70,000 workers strike in Southern California
By Evan Kornfeld and Gillian Russom | October 17, 2003 | Page 11
LOS ANGELES-Some 70,000 grocery store workers in Southern California hit the picket lines October 12 at the Von's, Ralph's and Albertson's supermarket chains. The supermarkets had refused to alter its demands for reductions in health benefits and for pay cuts for new hires.
Rick Icaza, president of United Food and Commercial Workers (UFCW) Local 770, told the Los Angeles Times that the union had made proposals to cutting health costs, but the chains had refused to consider them. Union leaders instructed workers to strike only at Von's--which is owned by the grocery giant Safeway--in order, they said, "not to inconvenience customers."

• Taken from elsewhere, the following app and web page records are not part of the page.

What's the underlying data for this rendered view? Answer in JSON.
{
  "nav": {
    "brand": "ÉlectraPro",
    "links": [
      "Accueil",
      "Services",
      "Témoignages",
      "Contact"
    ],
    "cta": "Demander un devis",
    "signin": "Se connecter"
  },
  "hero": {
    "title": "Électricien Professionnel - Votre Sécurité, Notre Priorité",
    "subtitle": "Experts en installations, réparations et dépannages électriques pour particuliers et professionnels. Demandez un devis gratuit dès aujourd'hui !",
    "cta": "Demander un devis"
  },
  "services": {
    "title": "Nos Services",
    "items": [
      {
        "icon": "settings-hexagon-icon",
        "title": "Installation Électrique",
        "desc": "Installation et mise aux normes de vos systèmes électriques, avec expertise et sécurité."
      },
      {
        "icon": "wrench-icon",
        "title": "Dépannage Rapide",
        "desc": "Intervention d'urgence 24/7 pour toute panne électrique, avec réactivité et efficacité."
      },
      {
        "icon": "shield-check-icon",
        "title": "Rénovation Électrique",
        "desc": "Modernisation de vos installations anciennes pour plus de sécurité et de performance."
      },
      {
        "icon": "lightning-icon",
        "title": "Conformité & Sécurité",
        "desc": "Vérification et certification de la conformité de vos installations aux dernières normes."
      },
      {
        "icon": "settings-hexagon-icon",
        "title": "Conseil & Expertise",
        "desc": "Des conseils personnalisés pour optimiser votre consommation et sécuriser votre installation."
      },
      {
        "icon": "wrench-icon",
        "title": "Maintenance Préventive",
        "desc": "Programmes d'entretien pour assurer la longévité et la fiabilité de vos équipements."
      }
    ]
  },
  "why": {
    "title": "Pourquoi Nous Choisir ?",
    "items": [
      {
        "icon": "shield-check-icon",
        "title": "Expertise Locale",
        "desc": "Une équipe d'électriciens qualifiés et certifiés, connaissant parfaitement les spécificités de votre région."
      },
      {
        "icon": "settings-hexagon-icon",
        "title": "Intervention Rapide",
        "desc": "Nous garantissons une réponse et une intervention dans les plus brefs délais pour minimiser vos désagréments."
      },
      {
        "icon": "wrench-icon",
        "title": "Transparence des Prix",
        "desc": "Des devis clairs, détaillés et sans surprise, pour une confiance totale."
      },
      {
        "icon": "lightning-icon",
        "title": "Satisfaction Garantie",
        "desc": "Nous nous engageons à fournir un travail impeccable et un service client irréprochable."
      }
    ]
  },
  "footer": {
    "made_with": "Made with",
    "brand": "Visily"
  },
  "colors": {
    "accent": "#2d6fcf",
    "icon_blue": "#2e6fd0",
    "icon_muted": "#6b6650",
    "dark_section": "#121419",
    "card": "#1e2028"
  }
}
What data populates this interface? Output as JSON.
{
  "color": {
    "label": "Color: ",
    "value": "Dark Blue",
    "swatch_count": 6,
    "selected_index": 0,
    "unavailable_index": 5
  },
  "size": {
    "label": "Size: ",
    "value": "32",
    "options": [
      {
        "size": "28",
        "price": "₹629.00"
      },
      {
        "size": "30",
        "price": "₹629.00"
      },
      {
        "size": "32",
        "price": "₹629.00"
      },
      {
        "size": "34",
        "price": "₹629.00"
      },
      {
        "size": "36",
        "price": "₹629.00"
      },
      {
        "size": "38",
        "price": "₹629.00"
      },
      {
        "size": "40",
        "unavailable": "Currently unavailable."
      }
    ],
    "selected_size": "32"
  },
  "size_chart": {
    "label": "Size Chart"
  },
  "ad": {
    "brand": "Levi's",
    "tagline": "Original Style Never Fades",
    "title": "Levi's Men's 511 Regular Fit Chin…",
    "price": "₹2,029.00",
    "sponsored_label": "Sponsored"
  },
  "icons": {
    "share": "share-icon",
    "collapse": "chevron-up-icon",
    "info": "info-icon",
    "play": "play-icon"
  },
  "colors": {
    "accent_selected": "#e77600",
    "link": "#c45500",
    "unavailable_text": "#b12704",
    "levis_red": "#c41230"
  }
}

But Albertson's and Ralph's--owned by another industry powerhouse, Kroger--both locked out the union. The employers want each worker to pay at least $1,300 a year for insurance premiums, which could add up to $3,500 a year for a family.
They're demanding big increases in health care deductibles and co-pays for doctor visits and for prescription drugs. Oscar Herrera, a picket captain at Von's in the Echo Park area of LA, told Socialist Worker, "Benefits is what everyone is fighting for. That's why people stay with these companies. Our slogan is to stay strong on the line and not let up."
Besides cuts in benefits, the employers are demanding a two-tier pay system in which new hires would top out at $14.90 per hour, compared to the current $17.90. They also want managers to have discretion over how many hours to give to employees, so more hours would go to lower-paid new hires.
Employers are also want "unlimited use of vendors, brokers, salesmen, etc." to do union work. Management even demands the right to open non-union stores in areas where the unionized market share is less than 25 percent!
The chains claim these givebacks are necessary because of the threat of non-union superstores such as Wal-Mart. Yet the corporations that own the three supermarket chains had combined net profits of $1.2 billion for the first half of this year-and their operating profits have risen 10 times faster than their hourly cost for worker health care in Southern California over the past 10 years. Their combined profits have increased 98 percent just since 1998.
On October 10, the three chains took out full-page newspaper ads claiming that they're only demanding that workers pay $5 to $15 per week for health benefits--failing to mention the 50 percent cut in benefits and the two-tier wages. The chains further insulted their employees by placing huge signs in their store windows advertising for "replacement workers"--scabs.
Many customers relate to the workers' fight for decent health care and honored the picket lines. At the Von's in Hollywood, one shopper stopped his SUV to talk with the strikers. "You tell your managers that I spend $500 dollars a month here-but I won't be shopping until they give you guys what you deserve."
On the picket line, workers agreed that they had to strike. "Most important is our health care," said Fuensanta Espinoza. "I have kids. If they get sick, why should we have to pay so much?" Patty Gutierrez, a young Von's employee, doesn't have a family to support but said, "They want to take away my dental and my vision insurance. My contacts would cost me over $300. They're taking away a lot of things we depend on."
The UFCW is also striking some supermarket chains in the St. Louis area, and could soon face strikes in Wisconsin and in West Virginia as well. A victory for workers in Southern California would help turn back the employers' offensive-not just in the grocery industry, but in others as well. As Lily, who's been a cashier at the Echo Park Von's for 15 years, told Socialist Worker, "To win, the most important thing is the unity of everyone. We can't let them intimidate us."